• **Task instructions**:
Search the data below, and report every line in which "Error" occurs.

Input material Start Marker

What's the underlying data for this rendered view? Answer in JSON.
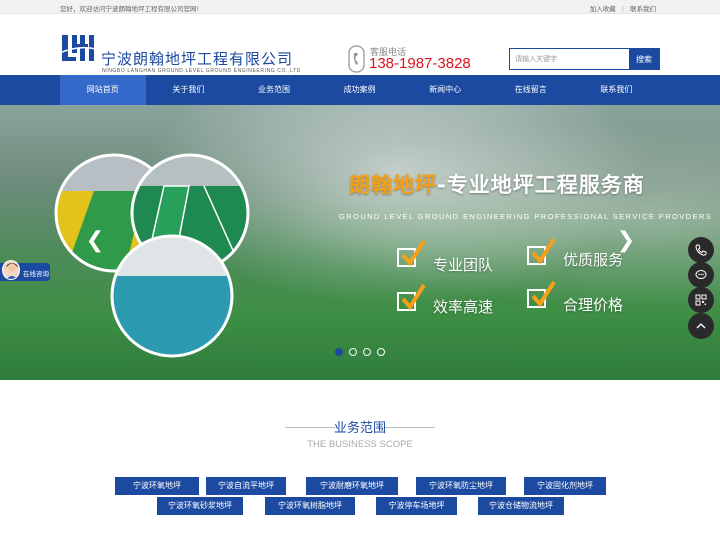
{
  "topbar": {
    "welcome": "您好，欢迎访问宁波朗翰地坪工程有限公司官网!",
    "links": [
      "加入收藏",
      "联系我们"
    ]
  },
  "header": {
    "company_cn": "宁波朗翰地坪工程有限公司",
    "company_en": "NINGBO LANGHAN GROUND LEVEL GROUND ENGINEERING CO.,LTD",
    "phone_label": "客服电话",
    "phone_number": "138-1987-3828",
    "search_placeholder": "请输入关键字",
    "search_button": "搜索"
  },
  "nav": {
    "items": [
      "网站首页",
      "关于我们",
      "业务范围",
      "成功案例",
      "新闻中心",
      "在线留言",
      "联系我们"
    ],
    "active_index": 0
  },
  "banner": {
    "title_accent": "朗翰地坪",
    "title_dash": "-",
    "title_main": "专业地坪工程服务商",
    "subtitle": "GROUND LEVEL GROUND ENGINEERING PROFESSIONAL SERVICE PROVDERS",
    "features": [
      "专业团队",
      "优质服务",
      "效率高速",
      "合理价格"
    ],
    "slide_count": 4,
    "active_slide": 0
  },
  "chat_float": {
    "label": "在线咨询"
  },
  "side_tools": [
    "phone-icon",
    "chat-icon",
    "qrcode-icon",
    "back-to-top-icon"
  ],
  "business": {
    "title": "业务范围",
    "title_en": "THE BUSINESS SCOPE",
    "tags_row1": [
      "宁波环氧地坪",
      "宁波自流平地坪",
      "宁波耐磨环氧地坪",
      "宁波环氧防尘地坪",
      "宁波固化剂地坪"
    ],
    "tags_row2": [
      "宁波环氧砂浆地坪",
      "宁波环氧树脂地坪",
      "宁波停车场地坪",
      "宁波仓储物流地坪"
    ]
  },
  "colors": {
    "brand_blue": "#1b4aa0",
    "nav_active": "#3569c9",
    "phone_red": "#e0121d",
    "accent_orange": "#f5a019"
  }
}
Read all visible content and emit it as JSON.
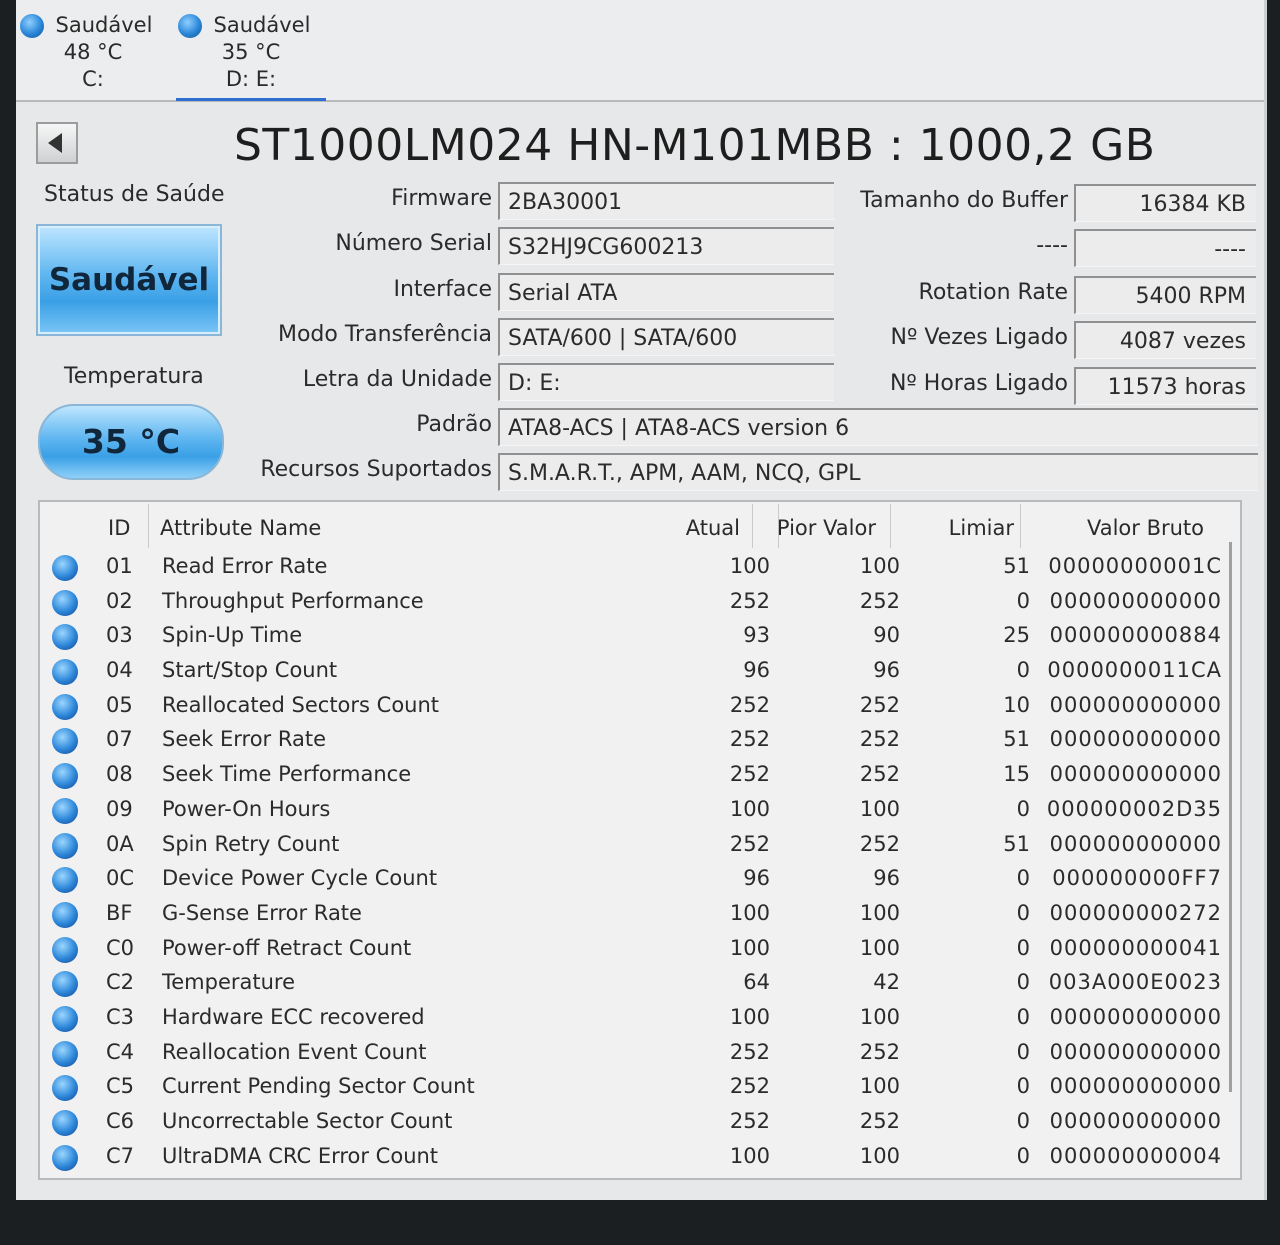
{
  "drive_tabs": [
    {
      "status": "Saudável",
      "temp": "48 °C",
      "letters": "C:"
    },
    {
      "status": "Saudável",
      "temp": "35 °C",
      "letters": "D: E:"
    }
  ],
  "disk_title": "ST1000LM024 HN-M101MBB : 1000,2 GB",
  "health": {
    "label": "Status de Saúde",
    "value": "Saudável"
  },
  "temperature": {
    "label": "Temperatura",
    "value": "35 °C"
  },
  "info_left": [
    {
      "label": "Firmware",
      "value": "2BA30001"
    },
    {
      "label": "Número Serial",
      "value": "S32HJ9CG600213"
    },
    {
      "label": "Interface",
      "value": "Serial ATA"
    },
    {
      "label": "Modo Transferência",
      "value": "SATA/600 | SATA/600"
    },
    {
      "label": "Letra da Unidade",
      "value": "D: E:"
    }
  ],
  "info_right": [
    {
      "label": "Tamanho do Buffer",
      "value": "16384 KB"
    },
    {
      "label": "----",
      "value": "----"
    },
    {
      "label": "Rotation Rate",
      "value": "5400 RPM"
    },
    {
      "label": "Nº Vezes Ligado",
      "value": "4087 vezes"
    },
    {
      "label": "Nº Horas Ligado",
      "value": "11573 horas"
    }
  ],
  "info_wide": [
    {
      "label": "Padrão",
      "value": "ATA8-ACS | ATA8-ACS version 6"
    },
    {
      "label": "Recursos Suportados",
      "value": "S.M.A.R.T., APM, AAM, NCQ, GPL"
    }
  ],
  "smart_table": {
    "columns": {
      "id": "ID",
      "name": "Attribute Name",
      "current": "Atual",
      "worst": "Pior Valor",
      "threshold": "Limiar",
      "raw": "Valor Bruto"
    },
    "rows": [
      {
        "id": "01",
        "name": "Read Error Rate",
        "current": "100",
        "worst": "100",
        "threshold": "51",
        "raw": "00000000001C"
      },
      {
        "id": "02",
        "name": "Throughput Performance",
        "current": "252",
        "worst": "252",
        "threshold": "0",
        "raw": "000000000000"
      },
      {
        "id": "03",
        "name": "Spin-Up Time",
        "current": "93",
        "worst": "90",
        "threshold": "25",
        "raw": "000000000884"
      },
      {
        "id": "04",
        "name": "Start/Stop Count",
        "current": "96",
        "worst": "96",
        "threshold": "0",
        "raw": "0000000011CA"
      },
      {
        "id": "05",
        "name": "Reallocated Sectors Count",
        "current": "252",
        "worst": "252",
        "threshold": "10",
        "raw": "000000000000"
      },
      {
        "id": "07",
        "name": "Seek Error Rate",
        "current": "252",
        "worst": "252",
        "threshold": "51",
        "raw": "000000000000"
      },
      {
        "id": "08",
        "name": "Seek Time Performance",
        "current": "252",
        "worst": "252",
        "threshold": "15",
        "raw": "000000000000"
      },
      {
        "id": "09",
        "name": "Power-On Hours",
        "current": "100",
        "worst": "100",
        "threshold": "0",
        "raw": "000000002D35"
      },
      {
        "id": "0A",
        "name": "Spin Retry Count",
        "current": "252",
        "worst": "252",
        "threshold": "51",
        "raw": "000000000000"
      },
      {
        "id": "0C",
        "name": "Device Power Cycle Count",
        "current": "96",
        "worst": "96",
        "threshold": "0",
        "raw": "000000000FF7"
      },
      {
        "id": "BF",
        "name": "G-Sense Error Rate",
        "current": "100",
        "worst": "100",
        "threshold": "0",
        "raw": "000000000272"
      },
      {
        "id": "C0",
        "name": "Power-off Retract Count",
        "current": "100",
        "worst": "100",
        "threshold": "0",
        "raw": "000000000041"
      },
      {
        "id": "C2",
        "name": "Temperature",
        "current": "64",
        "worst": "42",
        "threshold": "0",
        "raw": "003A000E0023"
      },
      {
        "id": "C3",
        "name": "Hardware ECC recovered",
        "current": "100",
        "worst": "100",
        "threshold": "0",
        "raw": "000000000000"
      },
      {
        "id": "C4",
        "name": "Reallocation Event Count",
        "current": "252",
        "worst": "252",
        "threshold": "0",
        "raw": "000000000000"
      },
      {
        "id": "C5",
        "name": "Current Pending Sector Count",
        "current": "252",
        "worst": "100",
        "threshold": "0",
        "raw": "000000000000"
      },
      {
        "id": "C6",
        "name": "Uncorrectable Sector Count",
        "current": "252",
        "worst": "252",
        "threshold": "0",
        "raw": "000000000000"
      },
      {
        "id": "C7",
        "name": "UltraDMA CRC Error Count",
        "current": "100",
        "worst": "100",
        "threshold": "0",
        "raw": "000000000004"
      }
    ]
  }
}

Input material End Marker

• **Result for this exercise**:
        "name": "Read Error Rate",
        "name": "Seek Error Rate",
        "name": "G-Sense Error Rate",
        "name": "UltraDMA CRC Error Count",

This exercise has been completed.